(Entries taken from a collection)

────

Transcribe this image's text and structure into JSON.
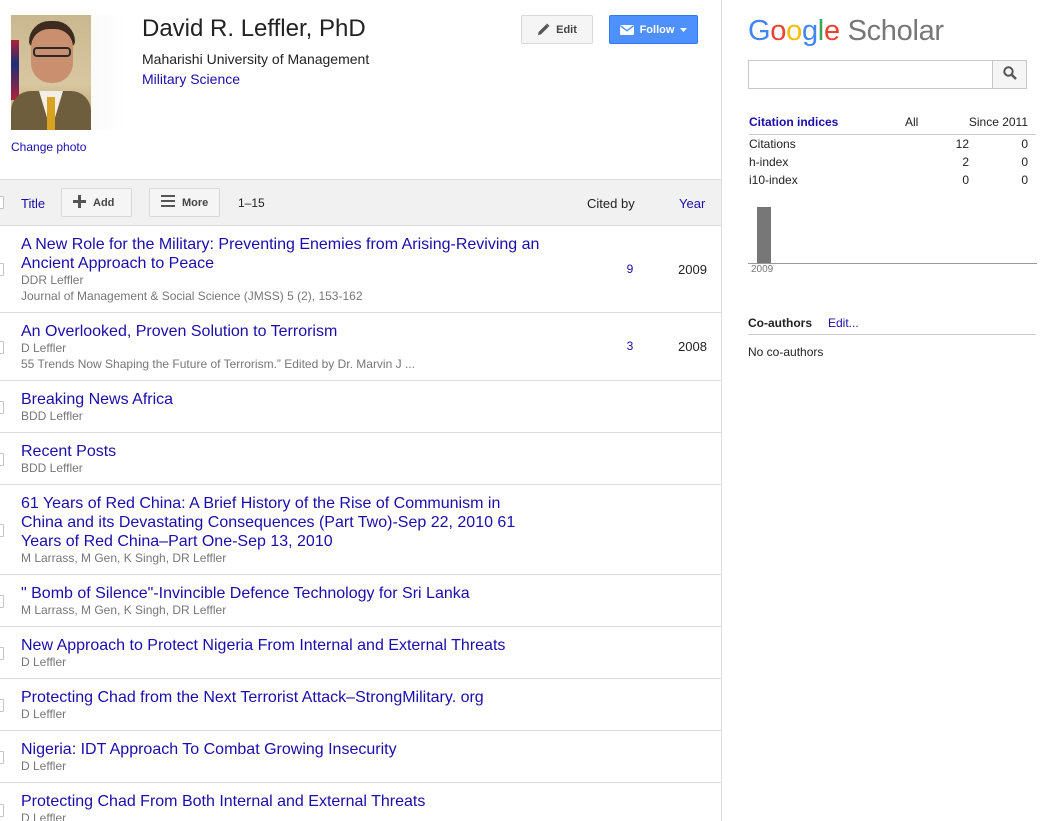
{
  "profile": {
    "name": "David R. Leffler, PhD",
    "affiliation": "Maharishi University of Management",
    "interest": "Military Science",
    "change_photo": "Change photo",
    "edit_label": "Edit",
    "follow_label": "Follow"
  },
  "toolbar": {
    "title": "Title",
    "add_label": "Add",
    "more_label": "More",
    "range": "1–15",
    "cited_by": "Cited by",
    "year": "Year"
  },
  "articles": [
    {
      "title": "A New Role for the Military: Preventing Enemies from Arising-Reviving an Ancient Approach to Peace",
      "authors": "DDR Leffler",
      "venue": "Journal of Management & Social Science (JMSS) 5 (2), 153-162",
      "cited": "9",
      "year": "2009"
    },
    {
      "title": "An Overlooked, Proven Solution to Terrorism",
      "authors": "D Leffler",
      "venue": "55 Trends Now Shaping the Future of Terrorism.” Edited by Dr. Marvin J ...",
      "cited": "3",
      "year": "2008"
    },
    {
      "title": "Breaking News Africa",
      "authors": "BDD Leffler",
      "venue": "",
      "cited": "",
      "year": ""
    },
    {
      "title": "Recent Posts",
      "authors": "BDD Leffler",
      "venue": "",
      "cited": "",
      "year": ""
    },
    {
      "title": "61 Years of Red China: A Brief History of the Rise of Communism in China and its Devastating Consequences (Part Two)-Sep 22, 2010 61 Years of Red China–Part One-Sep 13, 2010",
      "authors": "M Larrass, M Gen, K Singh, DR Leffler",
      "venue": "",
      "cited": "",
      "year": ""
    },
    {
      "title": "\" Bomb of Silence\"-Invincible Defence Technology for Sri Lanka",
      "authors": "M Larrass, M Gen, K Singh, DR Leffler",
      "venue": "",
      "cited": "",
      "year": ""
    },
    {
      "title": "New Approach to Protect Nigeria From Internal and External Threats",
      "authors": "D Leffler",
      "venue": "",
      "cited": "",
      "year": ""
    },
    {
      "title": "Protecting Chad from the Next Terrorist Attack–StrongMilitary. org",
      "authors": "D Leffler",
      "venue": "",
      "cited": "",
      "year": ""
    },
    {
      "title": "Nigeria: IDT Approach To Combat Growing Insecurity",
      "authors": "D Leffler",
      "venue": "",
      "cited": "",
      "year": ""
    },
    {
      "title": "Protecting Chad From Both Internal and External Threats",
      "authors": "D Leffler",
      "venue": "",
      "cited": "",
      "year": ""
    }
  ],
  "scholar": {
    "logo_google": [
      "G",
      "o",
      "o",
      "g",
      "l",
      "e"
    ],
    "logo_scholar": "Scholar"
  },
  "citations": {
    "title": "Citation indices",
    "col_all": "All",
    "col_since": "Since 2011",
    "rows": [
      {
        "label": "Citations",
        "all": "12",
        "since": "0"
      },
      {
        "label": "h-index",
        "all": "2",
        "since": "0"
      },
      {
        "label": "i10-index",
        "all": "0",
        "since": "0"
      }
    ]
  },
  "chart_data": {
    "type": "bar",
    "categories": [
      "2009"
    ],
    "values": [
      12
    ],
    "ylim": [
      0,
      12
    ]
  },
  "coauthors": {
    "title": "Co-authors",
    "edit_label": "Edit...",
    "empty": "No co-authors"
  },
  "colors": {
    "link": "#1a0dab",
    "follow_button": "#4d90fe",
    "chart_bar": "#777777"
  },
  "icons": {
    "edit": "pencil-icon",
    "follow": "envelope-icon",
    "follow_menu": "caret-down-icon",
    "add": "plus-icon",
    "more": "menu-icon",
    "search": "magnifier-icon"
  }
}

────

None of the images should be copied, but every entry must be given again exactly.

Transcribe this image's text and structure into JSON.
{
  "profile": {
    "name": "David R. Leffler, PhD",
    "affiliation": "Maharishi University of Management",
    "interest": "Military Science",
    "change_photo": "Change photo",
    "edit_label": "Edit",
    "follow_label": "Follow"
  },
  "toolbar": {
    "title": "Title",
    "add_label": "Add",
    "more_label": "More",
    "range": "1–15",
    "cited_by": "Cited by",
    "year": "Year"
  },
  "articles": [
    {
      "title": "A New Role for the Military: Preventing Enemies from Arising-Reviving an Ancient Approach to Peace",
      "authors": "DDR Leffler",
      "venue": "Journal of Management & Social Science (JMSS) 5 (2), 153-162",
      "cited": "9",
      "year": "2009"
    },
    {
      "title": "An Overlooked, Proven Solution to Terrorism",
      "authors": "D Leffler",
      "venue": "55 Trends Now Shaping the Future of Terrorism.” Edited by Dr. Marvin J ...",
      "cited": "3",
      "year": "2008"
    },
    {
      "title": "Breaking News Africa",
      "authors": "BDD Leffler",
      "venue": "",
      "cited": "",
      "year": ""
    },
    {
      "title": "Recent Posts",
      "authors": "BDD Leffler",
      "venue": "",
      "cited": "",
      "year": ""
    },
    {
      "title": "61 Years of Red China: A Brief History of the Rise of Communism in China and its Devastating Consequences (Part Two)-Sep 22, 2010 61 Years of Red China–Part One-Sep 13, 2010",
      "authors": "M Larrass, M Gen, K Singh, DR Leffler",
      "venue": "",
      "cited": "",
      "year": ""
    },
    {
      "title": "\" Bomb of Silence\"-Invincible Defence Technology for Sri Lanka",
      "authors": "M Larrass, M Gen, K Singh, DR Leffler",
      "venue": "",
      "cited": "",
      "year": ""
    },
    {
      "title": "New Approach to Protect Nigeria From Internal and External Threats",
      "authors": "D Leffler",
      "venue": "",
      "cited": "",
      "year": ""
    },
    {
      "title": "Protecting Chad from the Next Terrorist Attack–StrongMilitary. org",
      "authors": "D Leffler",
      "venue": "",
      "cited": "",
      "year": ""
    },
    {
      "title": "Nigeria: IDT Approach To Combat Growing Insecurity",
      "authors": "D Leffler",
      "venue": "",
      "cited": "",
      "year": ""
    },
    {
      "title": "Protecting Chad From Both Internal and External Threats",
      "authors": "D Leffler",
      "venue": "",
      "cited": "",
      "year": ""
    }
  ],
  "scholar": {
    "logo_google": [
      "G",
      "o",
      "o",
      "g",
      "l",
      "e"
    ],
    "logo_scholar": "Scholar"
  },
  "citations": {
    "title": "Citation indices",
    "col_all": "All",
    "col_since": "Since 2011",
    "rows": [
      {
        "label": "Citations",
        "all": "12",
        "since": "0"
      },
      {
        "label": "h-index",
        "all": "2",
        "since": "0"
      },
      {
        "label": "i10-index",
        "all": "0",
        "since": "0"
      }
    ]
  },
  "chart_data": {
    "type": "bar",
    "categories": [
      "2009"
    ],
    "values": [
      12
    ],
    "ylim": [
      0,
      12
    ]
  },
  "coauthors": {
    "title": "Co-authors",
    "edit_label": "Edit...",
    "empty": "No co-authors"
  },
  "colors": {
    "link": "#1a0dab",
    "follow_button": "#4d90fe",
    "chart_bar": "#777777"
  },
  "icons": {
    "edit": "pencil-icon",
    "follow": "envelope-icon",
    "follow_menu": "caret-down-icon",
    "add": "plus-icon",
    "more": "menu-icon",
    "search": "magnifier-icon"
  }
}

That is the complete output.